[Start of section]
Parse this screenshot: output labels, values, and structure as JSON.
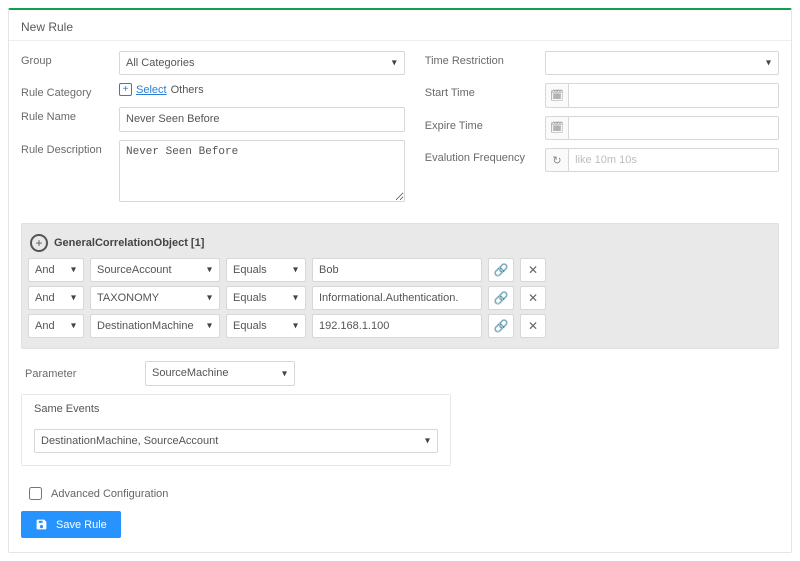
{
  "panel": {
    "title": "New Rule"
  },
  "labels": {
    "group": "Group",
    "rule_category": "Rule Category",
    "rule_name": "Rule Name",
    "rule_description": "Rule Description",
    "time_restriction": "Time Restriction",
    "start_time": "Start Time",
    "expire_time": "Expire Time",
    "evaluation_frequency": "Evalution Frequency",
    "parameter": "Parameter",
    "same_events": "Same Events",
    "advanced_config": "Advanced Configuration"
  },
  "form": {
    "group": "All Categories",
    "rule_category_select_text": "Select",
    "rule_category_value": "Others",
    "rule_name": "Never Seen Before",
    "rule_description": "Never Seen Before",
    "time_restriction": "",
    "start_time": "",
    "expire_time": "",
    "eval_freq_placeholder": "like 10m 10s",
    "parameter": "SourceMachine",
    "same_events_value": "DestinationMachine, SourceAccount",
    "advanced_checked": false
  },
  "criteria": {
    "header": "GeneralCorrelationObject [1]",
    "rows": [
      {
        "bool": "And",
        "field": "SourceAccount",
        "op": "Equals",
        "value": "Bob"
      },
      {
        "bool": "And",
        "field": "TAXONOMY",
        "op": "Equals",
        "value": "Informational.Authentication."
      },
      {
        "bool": "And",
        "field": "DestinationMachine",
        "op": "Equals",
        "value": "192.168.1.100"
      }
    ]
  },
  "buttons": {
    "save": "Save Rule"
  },
  "icons": {
    "calendar": "calendar-icon",
    "refresh": "refresh-icon",
    "link": "link-icon",
    "remove": "remove-icon",
    "add": "add-circle-icon",
    "floppy": "floppy-icon",
    "select_plus": "select-plus-icon"
  }
}
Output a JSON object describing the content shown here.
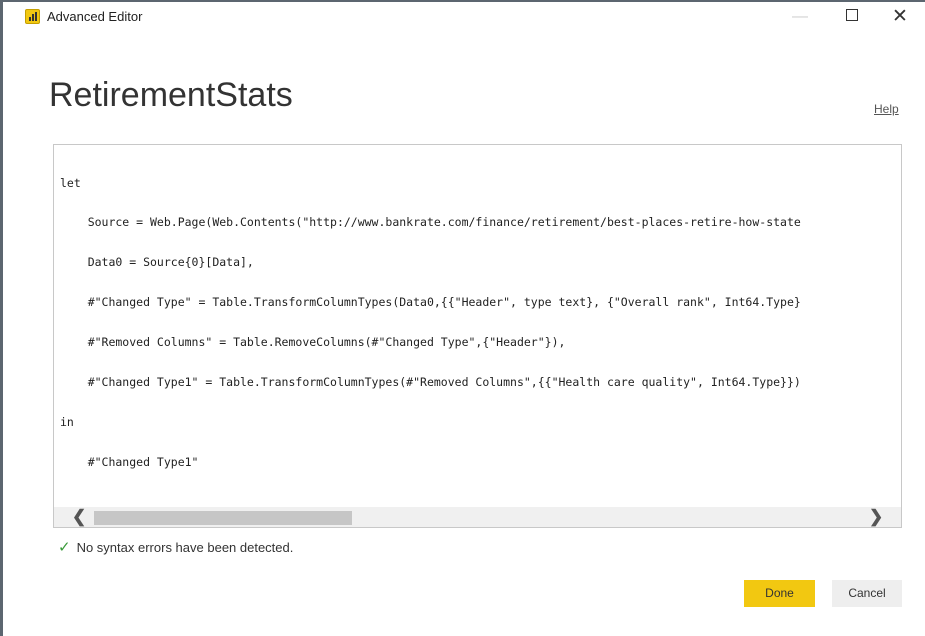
{
  "window": {
    "title": "Advanced Editor",
    "minimize_glyph": "—",
    "close_glyph": "✕",
    "app_icon": "power-bi-icon"
  },
  "query": {
    "name": "RetirementStats",
    "help_label": "Help"
  },
  "editor": {
    "lines": [
      "let",
      "    Source = Web.Page(Web.Contents(\"http://www.bankrate.com/finance/retirement/best-places-retire-how-state",
      "    Data0 = Source{0}[Data],",
      "    #\"Changed Type\" = Table.TransformColumnTypes(Data0,{{\"Header\", type text}, {\"Overall rank\", Int64.Type}",
      "    #\"Removed Columns\" = Table.RemoveColumns(#\"Changed Type\",{\"Header\"}),",
      "    #\"Changed Type1\" = Table.TransformColumnTypes(#\"Removed Columns\",{{\"Health care quality\", Int64.Type}})",
      "in",
      "    #\"Changed Type1\""
    ],
    "scroll_left_glyph": "❮",
    "scroll_right_glyph": "❯"
  },
  "status": {
    "icon": "checkmark-icon",
    "check_glyph": "✓",
    "message": "No syntax errors have been detected.",
    "color": "#3a9a3a"
  },
  "buttons": {
    "done_label": "Done",
    "cancel_label": "Cancel",
    "done_color": "#f2c811"
  }
}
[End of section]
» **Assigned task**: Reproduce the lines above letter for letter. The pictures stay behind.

» **Response to the exercise**:
Parse this screenshot: output labels, values, and structure as JSON.
{
  "panel": {
    "title": "New Rule"
  },
  "labels": {
    "group": "Group",
    "rule_category": "Rule Category",
    "rule_name": "Rule Name",
    "rule_description": "Rule Description",
    "time_restriction": "Time Restriction",
    "start_time": "Start Time",
    "expire_time": "Expire Time",
    "evaluation_frequency": "Evalution Frequency",
    "parameter": "Parameter",
    "same_events": "Same Events",
    "advanced_config": "Advanced Configuration"
  },
  "form": {
    "group": "All Categories",
    "rule_category_select_text": "Select",
    "rule_category_value": "Others",
    "rule_name": "Never Seen Before",
    "rule_description": "Never Seen Before",
    "time_restriction": "",
    "start_time": "",
    "expire_time": "",
    "eval_freq_placeholder": "like 10m 10s",
    "parameter": "SourceMachine",
    "same_events_value": "DestinationMachine, SourceAccount",
    "advanced_checked": false
  },
  "criteria": {
    "header": "GeneralCorrelationObject [1]",
    "rows": [
      {
        "bool": "And",
        "field": "SourceAccount",
        "op": "Equals",
        "value": "Bob"
      },
      {
        "bool": "And",
        "field": "TAXONOMY",
        "op": "Equals",
        "value": "Informational.Authentication."
      },
      {
        "bool": "And",
        "field": "DestinationMachine",
        "op": "Equals",
        "value": "192.168.1.100"
      }
    ]
  },
  "buttons": {
    "save": "Save Rule"
  },
  "icons": {
    "calendar": "calendar-icon",
    "refresh": "refresh-icon",
    "link": "link-icon",
    "remove": "remove-icon",
    "add": "add-circle-icon",
    "floppy": "floppy-icon",
    "select_plus": "select-plus-icon"
  }
}
Output a JSON object describing the content shown here.
{
  "window": {
    "title": "Advanced Editor",
    "minimize_glyph": "—",
    "close_glyph": "✕",
    "app_icon": "power-bi-icon"
  },
  "query": {
    "name": "RetirementStats",
    "help_label": "Help"
  },
  "editor": {
    "lines": [
      "let",
      "    Source = Web.Page(Web.Contents(\"http://www.bankrate.com/finance/retirement/best-places-retire-how-state",
      "    Data0 = Source{0}[Data],",
      "    #\"Changed Type\" = Table.TransformColumnTypes(Data0,{{\"Header\", type text}, {\"Overall rank\", Int64.Type}",
      "    #\"Removed Columns\" = Table.RemoveColumns(#\"Changed Type\",{\"Header\"}),",
      "    #\"Changed Type1\" = Table.TransformColumnTypes(#\"Removed Columns\",{{\"Health care quality\", Int64.Type}})",
      "in",
      "    #\"Changed Type1\""
    ],
    "scroll_left_glyph": "❮",
    "scroll_right_glyph": "❯"
  },
  "status": {
    "icon": "checkmark-icon",
    "check_glyph": "✓",
    "message": "No syntax errors have been detected.",
    "color": "#3a9a3a"
  },
  "buttons": {
    "done_label": "Done",
    "cancel_label": "Cancel",
    "done_color": "#f2c811"
  }
}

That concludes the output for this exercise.